◆ Task description
From the entries below, copy out every line with "children" in it.
⁂
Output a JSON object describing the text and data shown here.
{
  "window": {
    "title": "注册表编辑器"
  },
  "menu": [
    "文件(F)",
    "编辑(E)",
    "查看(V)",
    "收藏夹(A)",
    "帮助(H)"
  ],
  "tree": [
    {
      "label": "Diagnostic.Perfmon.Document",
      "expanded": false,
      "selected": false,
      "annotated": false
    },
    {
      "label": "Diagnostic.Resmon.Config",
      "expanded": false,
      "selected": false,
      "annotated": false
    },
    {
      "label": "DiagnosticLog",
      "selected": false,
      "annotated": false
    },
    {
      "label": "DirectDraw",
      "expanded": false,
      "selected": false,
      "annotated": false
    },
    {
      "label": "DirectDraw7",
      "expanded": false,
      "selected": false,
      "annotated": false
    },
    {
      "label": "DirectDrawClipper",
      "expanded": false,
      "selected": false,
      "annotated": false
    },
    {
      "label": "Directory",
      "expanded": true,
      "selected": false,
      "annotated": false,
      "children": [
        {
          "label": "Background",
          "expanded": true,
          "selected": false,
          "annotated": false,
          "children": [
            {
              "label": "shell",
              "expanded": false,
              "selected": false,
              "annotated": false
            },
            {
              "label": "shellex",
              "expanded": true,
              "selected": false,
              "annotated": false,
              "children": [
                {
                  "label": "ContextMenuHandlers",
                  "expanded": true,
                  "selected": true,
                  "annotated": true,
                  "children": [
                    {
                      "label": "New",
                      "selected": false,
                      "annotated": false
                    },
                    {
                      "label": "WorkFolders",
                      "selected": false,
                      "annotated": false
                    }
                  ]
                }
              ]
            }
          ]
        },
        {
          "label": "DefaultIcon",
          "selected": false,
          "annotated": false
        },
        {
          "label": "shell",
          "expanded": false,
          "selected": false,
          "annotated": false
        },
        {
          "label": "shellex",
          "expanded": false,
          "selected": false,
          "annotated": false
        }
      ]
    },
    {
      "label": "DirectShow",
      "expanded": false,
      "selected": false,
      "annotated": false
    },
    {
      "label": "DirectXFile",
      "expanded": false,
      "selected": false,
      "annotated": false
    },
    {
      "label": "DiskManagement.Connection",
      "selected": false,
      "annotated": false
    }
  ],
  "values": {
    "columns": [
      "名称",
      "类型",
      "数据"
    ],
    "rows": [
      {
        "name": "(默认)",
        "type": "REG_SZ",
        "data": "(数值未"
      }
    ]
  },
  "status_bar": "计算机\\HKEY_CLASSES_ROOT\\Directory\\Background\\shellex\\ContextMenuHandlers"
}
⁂
◆ Result of this task
      "children": [
          "children": [
              "children": [
                  "children": [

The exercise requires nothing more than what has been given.